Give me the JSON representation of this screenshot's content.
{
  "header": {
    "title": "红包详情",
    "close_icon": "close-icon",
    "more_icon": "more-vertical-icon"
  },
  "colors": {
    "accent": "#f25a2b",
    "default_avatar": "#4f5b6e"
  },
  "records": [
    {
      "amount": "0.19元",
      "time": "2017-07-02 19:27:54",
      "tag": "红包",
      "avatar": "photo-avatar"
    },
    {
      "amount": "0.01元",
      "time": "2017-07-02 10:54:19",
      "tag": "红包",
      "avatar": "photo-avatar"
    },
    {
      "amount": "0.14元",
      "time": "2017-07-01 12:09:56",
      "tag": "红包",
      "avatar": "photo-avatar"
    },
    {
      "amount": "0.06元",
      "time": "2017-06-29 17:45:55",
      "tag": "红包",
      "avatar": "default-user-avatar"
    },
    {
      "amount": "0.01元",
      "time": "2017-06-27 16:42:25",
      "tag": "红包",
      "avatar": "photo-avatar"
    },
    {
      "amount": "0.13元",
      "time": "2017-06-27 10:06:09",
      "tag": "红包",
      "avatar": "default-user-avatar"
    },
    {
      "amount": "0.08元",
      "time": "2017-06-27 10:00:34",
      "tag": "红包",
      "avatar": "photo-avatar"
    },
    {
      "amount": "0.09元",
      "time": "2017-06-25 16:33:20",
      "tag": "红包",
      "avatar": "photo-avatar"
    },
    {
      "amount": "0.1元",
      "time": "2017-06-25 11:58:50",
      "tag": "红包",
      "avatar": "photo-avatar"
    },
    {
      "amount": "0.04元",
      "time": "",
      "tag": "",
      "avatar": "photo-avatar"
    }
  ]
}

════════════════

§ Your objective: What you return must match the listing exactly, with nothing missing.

§ Solution to this task:
Give me the JSON representation of this screenshot's content.
{
  "header": {
    "title": "红包详情",
    "close_icon": "close-icon",
    "more_icon": "more-vertical-icon"
  },
  "colors": {
    "accent": "#f25a2b",
    "default_avatar": "#4f5b6e"
  },
  "records": [
    {
      "amount": "0.19元",
      "time": "2017-07-02 19:27:54",
      "tag": "红包",
      "avatar": "photo-avatar"
    },
    {
      "amount": "0.01元",
      "time": "2017-07-02 10:54:19",
      "tag": "红包",
      "avatar": "photo-avatar"
    },
    {
      "amount": "0.14元",
      "time": "2017-07-01 12:09:56",
      "tag": "红包",
      "avatar": "photo-avatar"
    },
    {
      "amount": "0.06元",
      "time": "2017-06-29 17:45:55",
      "tag": "红包",
      "avatar": "default-user-avatar"
    },
    {
      "amount": "0.01元",
      "time": "2017-06-27 16:42:25",
      "tag": "红包",
      "avatar": "photo-avatar"
    },
    {
      "amount": "0.13元",
      "time": "2017-06-27 10:06:09",
      "tag": "红包",
      "avatar": "default-user-avatar"
    },
    {
      "amount": "0.08元",
      "time": "2017-06-27 10:00:34",
      "tag": "红包",
      "avatar": "photo-avatar"
    },
    {
      "amount": "0.09元",
      "time": "2017-06-25 16:33:20",
      "tag": "红包",
      "avatar": "photo-avatar"
    },
    {
      "amount": "0.1元",
      "time": "2017-06-25 11:58:50",
      "tag": "红包",
      "avatar": "photo-avatar"
    },
    {
      "amount": "0.04元",
      "time": "",
      "tag": "",
      "avatar": "photo-avatar"
    }
  ]
}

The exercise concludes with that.